John Garrison waxes poetic as Grinnell Lecture honored speaker


Contributed by John Garrison

Professor John Garrison is the first professor in the English department to be the Grinnell Lecture honored speaker.

Taylor Nunley, Staff Writer

John Garrison, professor of English, delivered the 9th annual Grinnell Lecture, titled “It Takes a Long Time to Sound Like Yourself: Contemporary Writing in the Shadow of Shakespeare,” on Thursday, Feb. 23. His talk discussed ideas of contributing to conversations, scholarly or not, when faced with established figures like Shakespeare.

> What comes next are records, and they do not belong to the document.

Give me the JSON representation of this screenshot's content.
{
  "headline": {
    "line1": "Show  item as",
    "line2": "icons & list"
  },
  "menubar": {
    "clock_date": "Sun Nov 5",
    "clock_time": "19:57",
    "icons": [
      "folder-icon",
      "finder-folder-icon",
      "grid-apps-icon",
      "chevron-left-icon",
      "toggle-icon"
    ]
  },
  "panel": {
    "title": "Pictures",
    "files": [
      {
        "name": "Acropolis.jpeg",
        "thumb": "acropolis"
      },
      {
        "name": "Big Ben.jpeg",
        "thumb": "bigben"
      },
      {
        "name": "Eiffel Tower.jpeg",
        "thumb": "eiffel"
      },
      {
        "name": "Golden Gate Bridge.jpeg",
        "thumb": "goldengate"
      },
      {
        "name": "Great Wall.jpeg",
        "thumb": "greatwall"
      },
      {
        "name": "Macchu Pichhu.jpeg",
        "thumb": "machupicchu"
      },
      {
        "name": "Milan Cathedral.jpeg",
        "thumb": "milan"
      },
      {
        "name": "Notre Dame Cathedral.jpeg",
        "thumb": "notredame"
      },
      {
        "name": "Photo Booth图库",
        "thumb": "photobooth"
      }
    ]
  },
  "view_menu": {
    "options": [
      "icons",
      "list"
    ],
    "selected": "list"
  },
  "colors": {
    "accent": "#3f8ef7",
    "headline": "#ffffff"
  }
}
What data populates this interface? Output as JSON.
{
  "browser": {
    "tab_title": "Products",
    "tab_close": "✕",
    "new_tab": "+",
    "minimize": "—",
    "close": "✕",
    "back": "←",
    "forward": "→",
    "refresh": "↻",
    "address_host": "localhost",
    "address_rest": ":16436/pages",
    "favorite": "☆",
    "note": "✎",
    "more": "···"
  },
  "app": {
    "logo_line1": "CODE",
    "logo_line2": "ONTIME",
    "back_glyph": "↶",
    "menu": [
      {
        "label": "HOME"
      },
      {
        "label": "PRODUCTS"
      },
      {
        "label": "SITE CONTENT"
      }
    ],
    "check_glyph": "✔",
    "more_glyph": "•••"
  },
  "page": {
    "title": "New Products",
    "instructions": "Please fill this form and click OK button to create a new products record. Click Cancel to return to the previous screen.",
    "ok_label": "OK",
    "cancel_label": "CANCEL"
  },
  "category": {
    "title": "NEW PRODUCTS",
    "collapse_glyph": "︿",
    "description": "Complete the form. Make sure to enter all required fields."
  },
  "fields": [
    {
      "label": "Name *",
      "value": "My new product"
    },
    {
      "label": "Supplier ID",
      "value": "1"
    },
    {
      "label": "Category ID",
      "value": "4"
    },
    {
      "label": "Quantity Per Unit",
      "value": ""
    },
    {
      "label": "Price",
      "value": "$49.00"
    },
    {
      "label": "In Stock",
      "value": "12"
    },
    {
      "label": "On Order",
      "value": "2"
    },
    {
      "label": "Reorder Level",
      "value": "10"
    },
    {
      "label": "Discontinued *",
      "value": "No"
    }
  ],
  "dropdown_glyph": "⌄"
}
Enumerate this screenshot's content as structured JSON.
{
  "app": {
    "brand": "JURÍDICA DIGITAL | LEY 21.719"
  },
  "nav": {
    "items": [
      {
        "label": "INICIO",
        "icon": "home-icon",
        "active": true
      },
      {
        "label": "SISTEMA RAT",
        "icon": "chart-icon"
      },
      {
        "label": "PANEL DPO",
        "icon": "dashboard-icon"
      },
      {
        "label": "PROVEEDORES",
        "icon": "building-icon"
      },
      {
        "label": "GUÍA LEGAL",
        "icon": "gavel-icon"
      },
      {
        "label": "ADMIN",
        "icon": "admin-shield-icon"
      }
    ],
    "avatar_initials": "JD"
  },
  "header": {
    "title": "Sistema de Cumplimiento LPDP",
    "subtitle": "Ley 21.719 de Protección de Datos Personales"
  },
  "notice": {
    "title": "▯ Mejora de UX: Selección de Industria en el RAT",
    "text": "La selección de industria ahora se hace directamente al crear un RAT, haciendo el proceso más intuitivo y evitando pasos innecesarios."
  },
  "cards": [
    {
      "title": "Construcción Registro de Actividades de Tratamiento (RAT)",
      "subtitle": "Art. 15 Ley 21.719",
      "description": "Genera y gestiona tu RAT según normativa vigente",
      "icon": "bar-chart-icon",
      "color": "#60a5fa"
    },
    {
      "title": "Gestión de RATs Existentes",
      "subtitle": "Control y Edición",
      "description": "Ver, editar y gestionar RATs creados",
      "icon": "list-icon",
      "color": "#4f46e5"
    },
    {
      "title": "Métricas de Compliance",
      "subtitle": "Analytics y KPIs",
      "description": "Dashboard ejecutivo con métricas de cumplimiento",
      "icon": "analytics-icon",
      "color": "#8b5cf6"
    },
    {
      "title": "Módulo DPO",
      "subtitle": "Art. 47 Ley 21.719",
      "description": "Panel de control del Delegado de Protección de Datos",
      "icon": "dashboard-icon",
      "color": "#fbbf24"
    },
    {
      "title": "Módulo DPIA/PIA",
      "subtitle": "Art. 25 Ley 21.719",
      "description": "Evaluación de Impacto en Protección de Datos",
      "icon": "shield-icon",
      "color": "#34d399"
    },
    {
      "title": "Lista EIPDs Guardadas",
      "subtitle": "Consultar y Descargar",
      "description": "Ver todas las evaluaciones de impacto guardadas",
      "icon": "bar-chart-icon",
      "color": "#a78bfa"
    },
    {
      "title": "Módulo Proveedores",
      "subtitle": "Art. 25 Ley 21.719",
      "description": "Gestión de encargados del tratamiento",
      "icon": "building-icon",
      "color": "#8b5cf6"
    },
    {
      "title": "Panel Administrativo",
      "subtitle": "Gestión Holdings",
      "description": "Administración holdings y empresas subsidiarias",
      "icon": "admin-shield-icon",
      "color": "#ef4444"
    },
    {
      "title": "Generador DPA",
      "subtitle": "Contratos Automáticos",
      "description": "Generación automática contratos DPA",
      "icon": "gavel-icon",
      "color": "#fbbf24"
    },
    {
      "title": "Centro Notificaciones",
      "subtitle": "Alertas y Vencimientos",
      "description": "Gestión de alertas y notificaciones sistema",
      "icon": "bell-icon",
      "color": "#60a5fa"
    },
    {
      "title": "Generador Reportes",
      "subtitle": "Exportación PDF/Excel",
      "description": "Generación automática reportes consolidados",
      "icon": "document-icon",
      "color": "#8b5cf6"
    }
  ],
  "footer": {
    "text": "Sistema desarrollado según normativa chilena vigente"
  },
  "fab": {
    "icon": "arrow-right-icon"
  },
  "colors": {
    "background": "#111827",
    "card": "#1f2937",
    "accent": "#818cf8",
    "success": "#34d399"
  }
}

Every year, a faculty member, picked by the dean of the College and three divisional chairs, delivers the Grinnell Lecture. Determined by a faculty member’s outstanding contributions to their field and teaching ability, Garrison is the first English professor to have this such honor. He said due to the nature of his field, this year’s lecture will diverge from previous ones. Rather than only summarizing or presenting research, Garrison explored a poem: Rita Dove’s “Shakespeare Say.”

“The talk itself … is more of a communal experience of sitting with and immersing ourselves in the poem,” Garrison said. “It’s meditation on method, and it’s a guided demonstration of how I think we might read more deeply and write more profoundly.”

Shakespeare, an imposing monolith for some, dominates the world of literature; Garrison emphasized the importance of utilizing Shakespeare as a stepping stone to finding a voice rather than as an unobtainable mark of perfection. “I think if we were able to ask Shakespeare today how he feels about that [dominance], he would say he offers up his writing as a sort of plaything … Shakespeare is an example of writing that’s held up very highly, but his writing is just there to inspire us to do our creating,” Garrison said.

Shakespeare is an example of writing that’s held up very highly, but his writing is just there to inspire us to do our creating.

— John Garrison

Garrison, who has been on sabbatical leave for the current academic year, has recently finished a book called “The Pleasures of Memory in Shakespeare’s Sonnets.” This work is related to his topic for the Grinnell Lecture, as it explores the idea of shared concepts between Shakespeare and contemporary authors and Garrison’s own feelings towards the works. He also began a new book discussing “Red Hot + Blue,” a 1990 music album’s response to the AIDS epidemic.

During this time, Garrison visited Portugal, a country he previously traveled to in the spring of 2022 through course-embedded travel for his peace and conflict studies class, PCS 230: Conflict Analysis.

Garrison discussed how being in an unfamiliar environment called his own identity into question and thus inspired his exploration with Shakespeare.

“Putting myself in a truly foreign environment, where it’s a different culture, different language, a whole set of different norms … has really thrown into relief for me, ‘Who am I? Who am I when I’m not deeply in relation to people who speak the same language, have the same thoughts, and ideas and politics as I did?’” he said.

“In both these books,” he continued, “I’m using Shakespeare’s poems or I’m using this tribute album to think deeply about myself, and then think about what in my experience I could describe to others that might help them think about themselves in a new way.”

Garrison ended his talk on Thursday discussing the Miles Davis quote, “It takes a long time to sound like yourself,” and how it has influenced his belief on always attempting to create.

“It seemed to me to give us permission to be human and to underscore for us that to be human demands, forgives, allows and bequeaths to us the propensity to make mistakes … of finding our voices by finding ourselves both within ourselves and within the world,” he said.